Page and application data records
_ _ _ _
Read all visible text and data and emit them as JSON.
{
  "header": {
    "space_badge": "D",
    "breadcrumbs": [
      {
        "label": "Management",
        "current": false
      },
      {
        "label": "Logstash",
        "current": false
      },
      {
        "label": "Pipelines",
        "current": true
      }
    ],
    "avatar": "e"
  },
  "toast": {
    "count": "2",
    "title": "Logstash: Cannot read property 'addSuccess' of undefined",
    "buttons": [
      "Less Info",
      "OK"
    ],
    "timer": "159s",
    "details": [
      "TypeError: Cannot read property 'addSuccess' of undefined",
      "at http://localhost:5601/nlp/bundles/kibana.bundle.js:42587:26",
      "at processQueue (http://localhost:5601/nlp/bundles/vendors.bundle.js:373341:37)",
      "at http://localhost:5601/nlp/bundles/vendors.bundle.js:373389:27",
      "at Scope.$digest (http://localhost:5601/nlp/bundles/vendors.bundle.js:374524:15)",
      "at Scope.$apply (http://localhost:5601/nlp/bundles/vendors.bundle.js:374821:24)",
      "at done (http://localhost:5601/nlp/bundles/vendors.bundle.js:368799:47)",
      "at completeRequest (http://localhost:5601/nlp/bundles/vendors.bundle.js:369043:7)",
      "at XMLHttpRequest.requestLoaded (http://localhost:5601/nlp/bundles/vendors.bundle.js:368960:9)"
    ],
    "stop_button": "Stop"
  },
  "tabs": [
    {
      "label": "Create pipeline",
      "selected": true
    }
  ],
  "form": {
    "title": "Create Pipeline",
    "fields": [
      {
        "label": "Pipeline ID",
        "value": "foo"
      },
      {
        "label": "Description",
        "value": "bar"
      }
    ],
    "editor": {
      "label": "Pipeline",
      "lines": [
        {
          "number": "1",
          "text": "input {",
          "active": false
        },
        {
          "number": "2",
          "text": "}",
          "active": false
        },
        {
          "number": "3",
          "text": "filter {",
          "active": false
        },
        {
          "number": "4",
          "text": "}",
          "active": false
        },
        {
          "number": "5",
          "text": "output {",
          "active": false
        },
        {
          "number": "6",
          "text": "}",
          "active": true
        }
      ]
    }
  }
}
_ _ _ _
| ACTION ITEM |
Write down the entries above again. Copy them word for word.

| OUTPUT BELOW |
Read all visible text and data and emit them as JSON.
{
  "header": {
    "space_badge": "D",
    "breadcrumbs": [
      {
        "label": "Management",
        "current": false
      },
      {
        "label": "Logstash",
        "current": false
      },
      {
        "label": "Pipelines",
        "current": true
      }
    ],
    "avatar": "e"
  },
  "toast": {
    "count": "2",
    "title": "Logstash: Cannot read property 'addSuccess' of undefined",
    "buttons": [
      "Less Info",
      "OK"
    ],
    "timer": "159s",
    "details": [
      "TypeError: Cannot read property 'addSuccess' of undefined",
      "at http://localhost:5601/nlp/bundles/kibana.bundle.js:42587:26",
      "at processQueue (http://localhost:5601/nlp/bundles/vendors.bundle.js:373341:37)",
      "at http://localhost:5601/nlp/bundles/vendors.bundle.js:373389:27",
      "at Scope.$digest (http://localhost:5601/nlp/bundles/vendors.bundle.js:374524:15)",
      "at Scope.$apply (http://localhost:5601/nlp/bundles/vendors.bundle.js:374821:24)",
      "at done (http://localhost:5601/nlp/bundles/vendors.bundle.js:368799:47)",
      "at completeRequest (http://localhost:5601/nlp/bundles/vendors.bundle.js:369043:7)",
      "at XMLHttpRequest.requestLoaded (http://localhost:5601/nlp/bundles/vendors.bundle.js:368960:9)"
    ],
    "stop_button": "Stop"
  },
  "tabs": [
    {
      "label": "Create pipeline",
      "selected": true
    }
  ],
  "form": {
    "title": "Create Pipeline",
    "fields": [
      {
        "label": "Pipeline ID",
        "value": "foo"
      },
      {
        "label": "Description",
        "value": "bar"
      }
    ],
    "editor": {
      "label": "Pipeline",
      "lines": [
        {
          "number": "1",
          "text": "input {",
          "active": false
        },
        {
          "number": "2",
          "text": "}",
          "active": false
        },
        {
          "number": "3",
          "text": "filter {",
          "active": false
        },
        {
          "number": "4",
          "text": "}",
          "active": false
        },
        {
          "number": "5",
          "text": "output {",
          "active": false
        },
        {
          "number": "6",
          "text": "}",
          "active": true
        }
      ]
    }
  }
}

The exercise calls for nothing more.